public class AbortHandler
Public Class AbortHandler
Client Code Usage:
An instance of this class can be attached to a graph using method CreateForGraph(Graph) . Using the handler's Stop()()()() and Cancel()()()() methods, it is possible to schedule requests for early termination. Algorithms can check for these requests and handle them appropriately.
- The algorithm should terminate gracefully, delivering a consistent result. Although the termination will be early, it usually will not be immediate.
The algorithm should terminate immediately, all work done so far will be
IMPORTANT: It is not guaranteed that the processed graph will be in a consistent state after cancellation. For this reason it is strongly recommended to cancel only algorithms that work on copies of the real graph structure such as layout algorithms running in buffered mode. Furthermore, the state of the used ILayouter instance may become corrupted. Hence, a new instance has to be created after each cancellation.
If a graph with an attached handler is processed by multiple algorithms (or multiple times by one algorithm), the attached handler has to be Reset()()()() between algorithm runs. Otherwise, previous requests for early termination may lead to an undesired early termination of the next algorithm run.
Methods stop and cancel are primarily meant for multi-threaded use case scenarios where the algorithm runs in a background thread and stop/cancel are called from the main or UI thread. For pure single-threaded use cases, methods StopDuration and CancelDuration may be used to automatically stop or cancel the algorithm after a specified period of time has elapsed.

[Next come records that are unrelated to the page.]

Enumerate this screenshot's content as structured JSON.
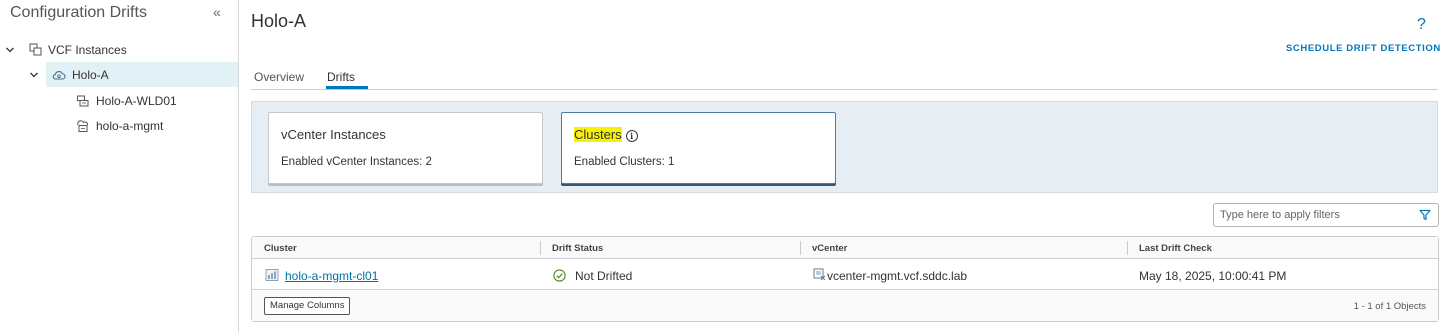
{
  "sidebar": {
    "title": "Configuration Drifts",
    "collapse_glyph": "«",
    "tree": [
      {
        "label": "VCF Instances",
        "icon": "vcf-instances-icon"
      },
      {
        "label": "Holo-A",
        "icon": "cloud-instance-icon"
      },
      {
        "label": "Holo-A-WLD01",
        "icon": "workload-domain-icon"
      },
      {
        "label": "holo-a-mgmt",
        "icon": "management-domain-icon"
      }
    ]
  },
  "header": {
    "title": "Holo-A",
    "help_glyph": "?",
    "schedule_label": "SCHEDULE DRIFT DETECTION"
  },
  "tabs": [
    {
      "label": "Overview"
    },
    {
      "label": "Drifts"
    }
  ],
  "cards": [
    {
      "title": "vCenter Instances",
      "subtitle": "Enabled vCenter Instances: 2"
    },
    {
      "title": "Clusters",
      "info_glyph": "i",
      "subtitle": "Enabled Clusters: 1"
    }
  ],
  "filter": {
    "placeholder": "Type here to apply filters"
  },
  "grid": {
    "columns": [
      "Cluster",
      "Drift Status",
      "vCenter",
      "Last Drift Check"
    ],
    "rows": [
      {
        "cluster": "holo-a-mgmt-cl01",
        "drift_status": "Not Drifted",
        "vcenter": "vcenter-mgmt.vcf.sddc.lab",
        "last_drift_check": "May 18, 2025, 10:00:41 PM"
      }
    ],
    "manage_columns_label": "Manage Columns",
    "pagination": "1 - 1 of 1 Objects"
  },
  "colors": {
    "accent": "#0079b8",
    "link": "#0072a3",
    "selected_bg": "#e1f1f6",
    "highlight": "#f7f200",
    "status_ok": "#4a8a2c"
  }
}
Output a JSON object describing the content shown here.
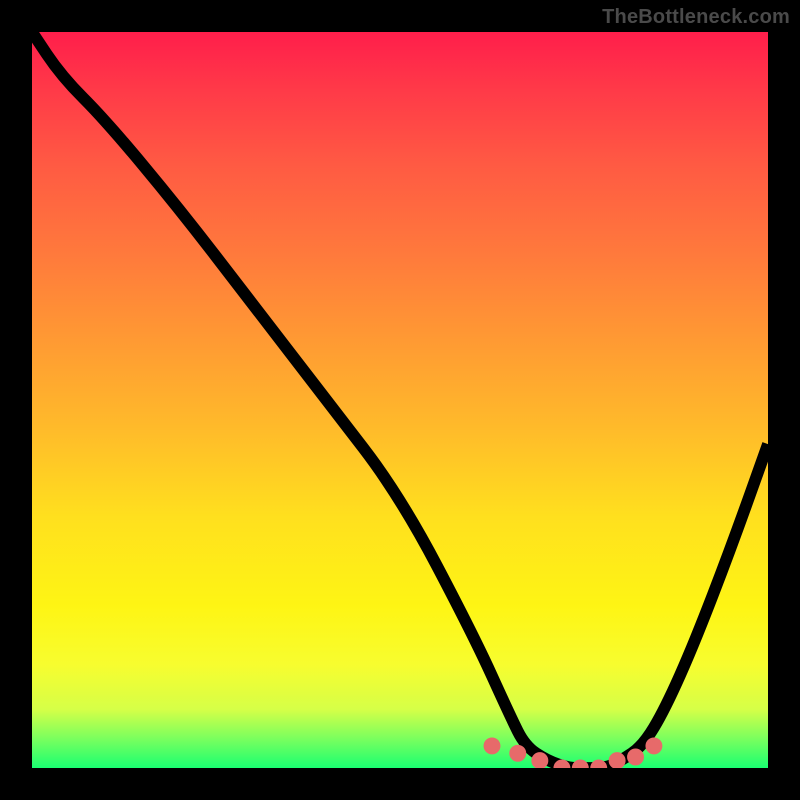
{
  "watermark": "TheBottleneck.com",
  "colors": {
    "page_bg": "#000000",
    "watermark_text": "#4a4a4a",
    "curve": "#000000",
    "markers": "#e76a6a",
    "gradient_stops": [
      "#ff1e4b",
      "#ff3a48",
      "#ff5a43",
      "#ff793c",
      "#ff9a33",
      "#ffbb2a",
      "#ffe01e",
      "#fef514",
      "#f7fd2f",
      "#d6ff47",
      "#7aff5e",
      "#1aff71"
    ]
  },
  "chart_data": {
    "type": "line",
    "title": "",
    "xlabel": "",
    "ylabel": "",
    "xlim": [
      0,
      100
    ],
    "ylim": [
      0,
      100
    ],
    "grid": false,
    "legend": false,
    "x": [
      0,
      4,
      10,
      20,
      30,
      40,
      50,
      60,
      65,
      67,
      70,
      73,
      75,
      78,
      80,
      83,
      86,
      90,
      95,
      100
    ],
    "series": [
      {
        "name": "curve",
        "values": [
          100,
          94,
          88,
          76,
          63,
          50,
          37,
          18,
          7,
          3,
          1,
          0,
          0,
          0,
          1,
          3,
          8,
          17,
          30,
          44
        ]
      }
    ],
    "marker_series": {
      "name": "trough-markers",
      "x": [
        62.5,
        66,
        69,
        72,
        74.5,
        77,
        79.5,
        82,
        84.5
      ],
      "y": [
        3,
        2,
        1,
        0,
        0,
        0,
        1,
        1.5,
        3
      ]
    }
  }
}
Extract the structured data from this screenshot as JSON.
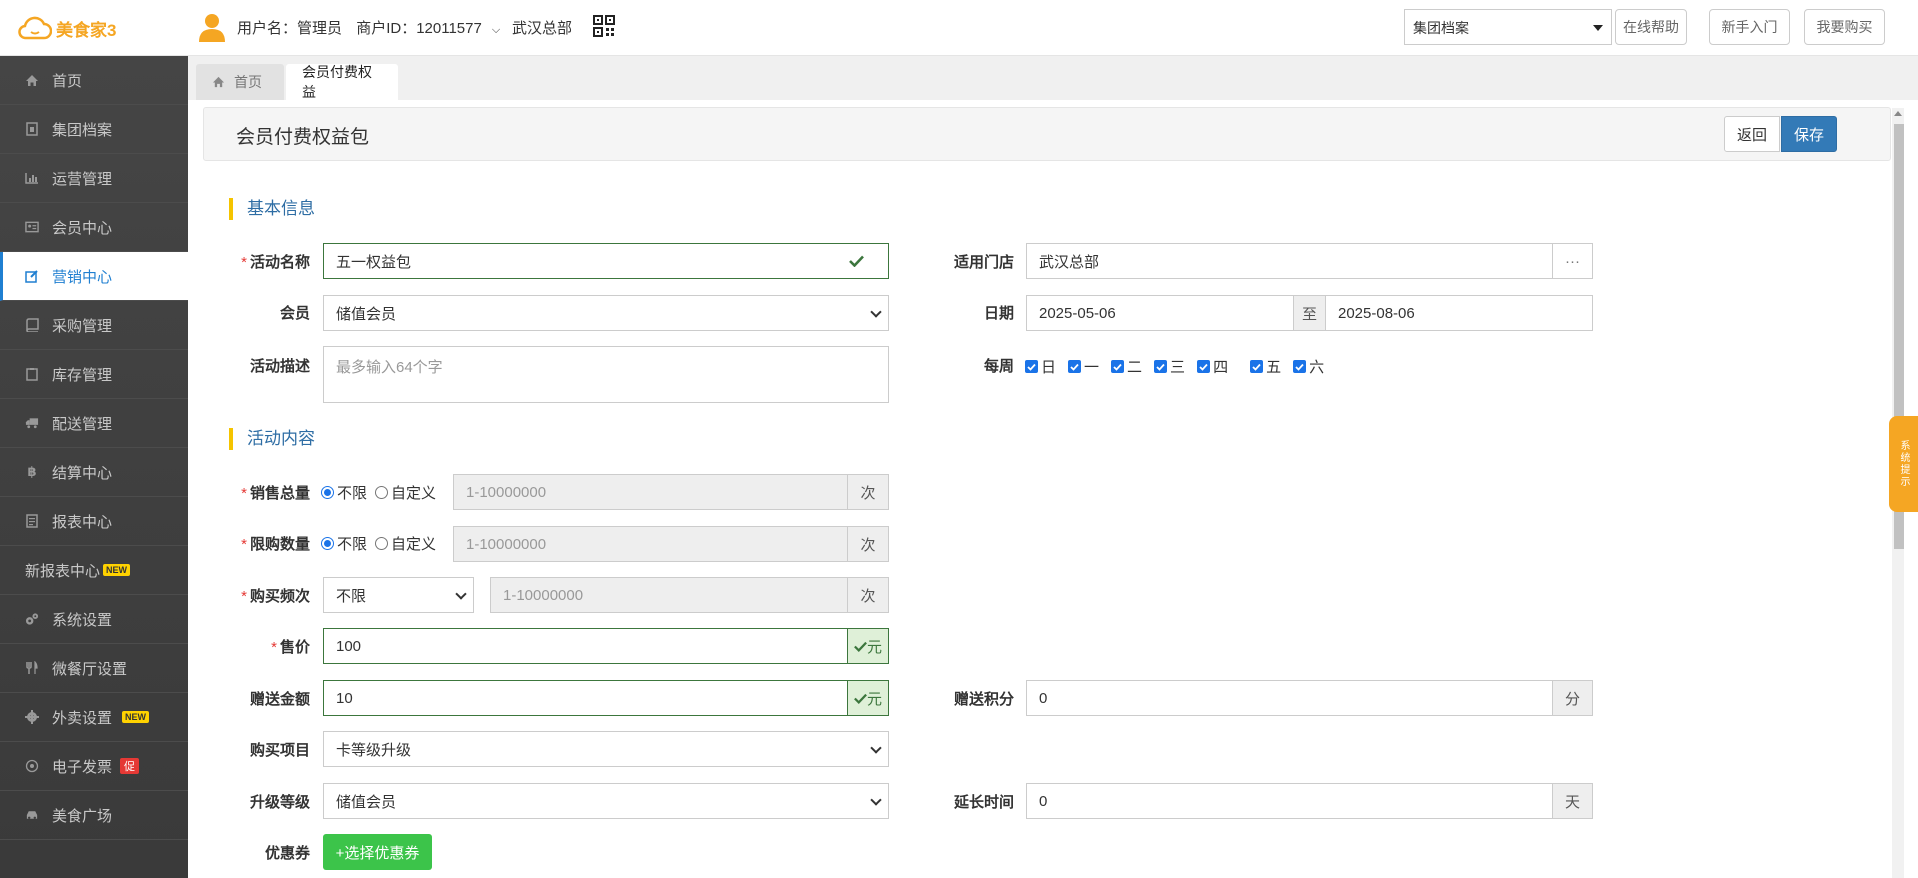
{
  "header": {
    "logo_text": "美食家3",
    "username": "用户名：管理员",
    "merchant": "商户ID：12011577",
    "store": "武汉总部",
    "top_select": "集团档案",
    "help": "在线帮助",
    "guide": "新手入门",
    "buy": "我要购买"
  },
  "sidebar": {
    "items": [
      {
        "label": "首页",
        "icon": "home-icon"
      },
      {
        "label": "集团档案",
        "icon": "file-icon"
      },
      {
        "label": "运营管理",
        "icon": "bar-chart-icon"
      },
      {
        "label": "会员中心",
        "icon": "id-card-icon"
      },
      {
        "label": "营销中心",
        "icon": "edit-icon"
      },
      {
        "label": "采购管理",
        "icon": "book-icon"
      },
      {
        "label": "库存管理",
        "icon": "clipboard-icon"
      },
      {
        "label": "配送管理",
        "icon": "truck-icon"
      },
      {
        "label": "结算中心",
        "icon": "bitcoin-icon"
      },
      {
        "label": "报表中心",
        "icon": "file-text-icon"
      },
      {
        "label": "新报表中心",
        "badge": "NEW"
      },
      {
        "label": "系统设置",
        "icon": "gears-icon"
      },
      {
        "label": "微餐厅设置",
        "icon": "cutlery-icon"
      },
      {
        "label": "外卖设置",
        "icon": "gear-icon",
        "badge": "NEW"
      },
      {
        "label": "电子发票",
        "icon": "sun-icon",
        "badge": "促"
      },
      {
        "label": "美食广场",
        "icon": "car-icon"
      }
    ]
  },
  "tabs": {
    "home": "首页",
    "current": "会员付费权益"
  },
  "page": {
    "title": "会员付费权益包",
    "back": "返回",
    "save": "保存"
  },
  "basic": {
    "section": "基本信息",
    "name_label": "活动名称",
    "name_value": "五一权益包",
    "store_label": "适用门店",
    "store_value": "武汉总部",
    "store_more": "···",
    "member_label": "会员",
    "member_value": "储值会员",
    "date_label": "日期",
    "date_start": "2025-05-06",
    "date_to": "至",
    "date_end": "2025-08-06",
    "desc_label": "活动描述",
    "desc_placeholder": "最多输入64个字",
    "week_label": "每周",
    "weekdays": [
      "日",
      "一",
      "二",
      "三",
      "四",
      "五",
      "六"
    ]
  },
  "content": {
    "section": "活动内容",
    "total_label": "销售总量",
    "limit_label": "限购数量",
    "radio_unlimited": "不限",
    "radio_custom": "自定义",
    "range_placeholder": "1-10000000",
    "unit_times": "次",
    "freq_label": "购买频次",
    "freq_value": "不限",
    "price_label": "售价",
    "price_value": "100",
    "unit_yuan": "元",
    "gift_label": "赠送金额",
    "gift_value": "10",
    "points_label": "赠送积分",
    "points_value": "0",
    "unit_points": "分",
    "item_label": "购买项目",
    "item_value": "卡等级升级",
    "level_label": "升级等级",
    "level_value": "储值会员",
    "extend_label": "延长时间",
    "extend_value": "0",
    "unit_day": "天",
    "coupon_label": "优惠券",
    "coupon_button": "+选择优惠券"
  },
  "system_tip": "系统提示"
}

Usage in Algorithms:
Algorithms have to retrieve an instance of this class from the graph that is processed using method GetFromGraph(Graph) . The algorithm then needs to query the retrieved instance of this class for stop or cancel requests using method Check()()()() .
Alternatively, convenience method Check(Graph) for one-time checks is available. For performance critical code that checks repeatedly, it is recommended to follow the first approach, though.
When handling a stop request, algorithms should ensure that the resulting graph is still in a consistent state.